Could you repeat the listing exactly, leaving out the pictures?

——

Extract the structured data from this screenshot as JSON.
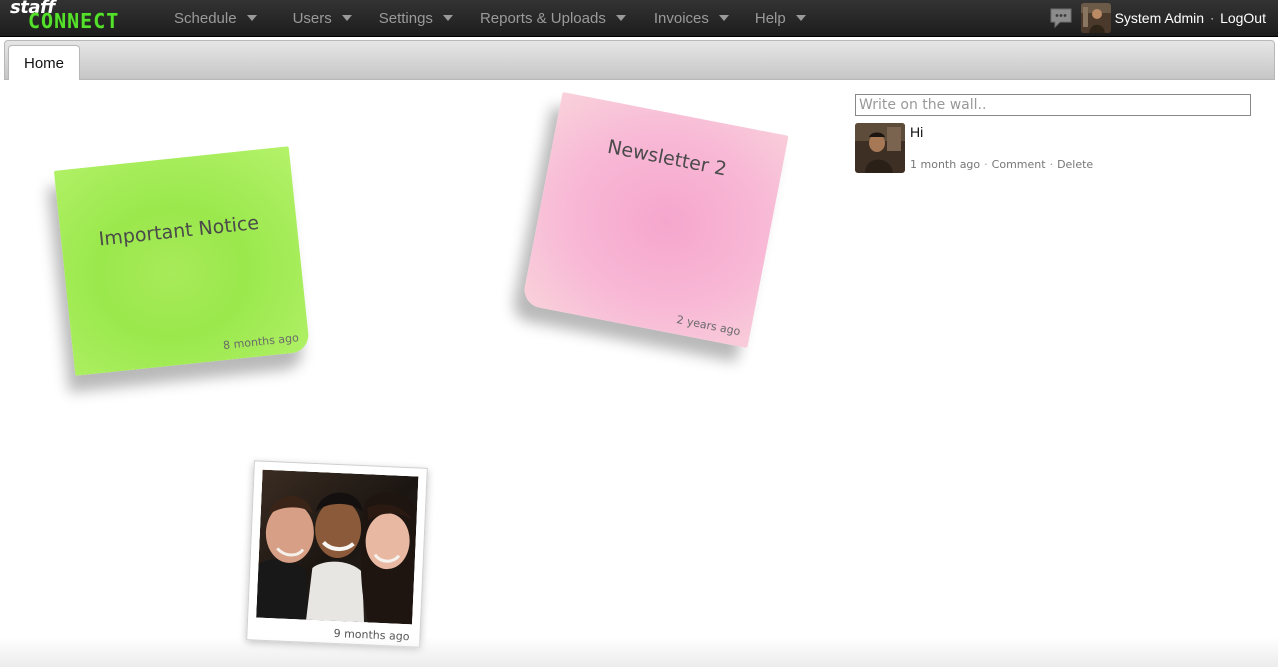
{
  "app": {
    "logo_top": "staff",
    "logo_bottom": "CONNECT"
  },
  "nav": {
    "items": [
      {
        "label": "Schedule"
      },
      {
        "label": "Users"
      },
      {
        "label": "Settings"
      },
      {
        "label": "Reports & Uploads"
      },
      {
        "label": "Invoices"
      },
      {
        "label": "Help"
      }
    ],
    "user_name": "System Admin",
    "separator": "·",
    "logout_label": "LogOut",
    "chat_icon": "chat-bubble-icon"
  },
  "tabs": [
    {
      "label": "Home",
      "active": true
    }
  ],
  "board": {
    "notes": [
      {
        "title": "Important Notice",
        "time": "8 months ago",
        "color": "#9ae84c"
      },
      {
        "title": "Newsletter 2",
        "time": "2 years ago",
        "color": "#f6a6cc"
      }
    ],
    "photo": {
      "time": "9 months ago"
    }
  },
  "wall": {
    "placeholder": "Write on the wall..",
    "posts": [
      {
        "message": "Hi",
        "time": "1 month ago",
        "comment_label": "Comment",
        "delete_label": "Delete",
        "separator": "·"
      }
    ]
  }
}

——

> Final answer
Extract the structured data from this screenshot as JSON.
{
  "app": {
    "logo_top": "staff",
    "logo_bottom": "CONNECT"
  },
  "nav": {
    "items": [
      {
        "label": "Schedule"
      },
      {
        "label": "Users"
      },
      {
        "label": "Settings"
      },
      {
        "label": "Reports & Uploads"
      },
      {
        "label": "Invoices"
      },
      {
        "label": "Help"
      }
    ],
    "user_name": "System Admin",
    "separator": "·",
    "logout_label": "LogOut",
    "chat_icon": "chat-bubble-icon"
  },
  "tabs": [
    {
      "label": "Home",
      "active": true
    }
  ],
  "board": {
    "notes": [
      {
        "title": "Important Notice",
        "time": "8 months ago",
        "color": "#9ae84c"
      },
      {
        "title": "Newsletter 2",
        "time": "2 years ago",
        "color": "#f6a6cc"
      }
    ],
    "photo": {
      "time": "9 months ago"
    }
  },
  "wall": {
    "placeholder": "Write on the wall..",
    "posts": [
      {
        "message": "Hi",
        "time": "1 month ago",
        "comment_label": "Comment",
        "delete_label": "Delete",
        "separator": "·"
      }
    ]
  }
}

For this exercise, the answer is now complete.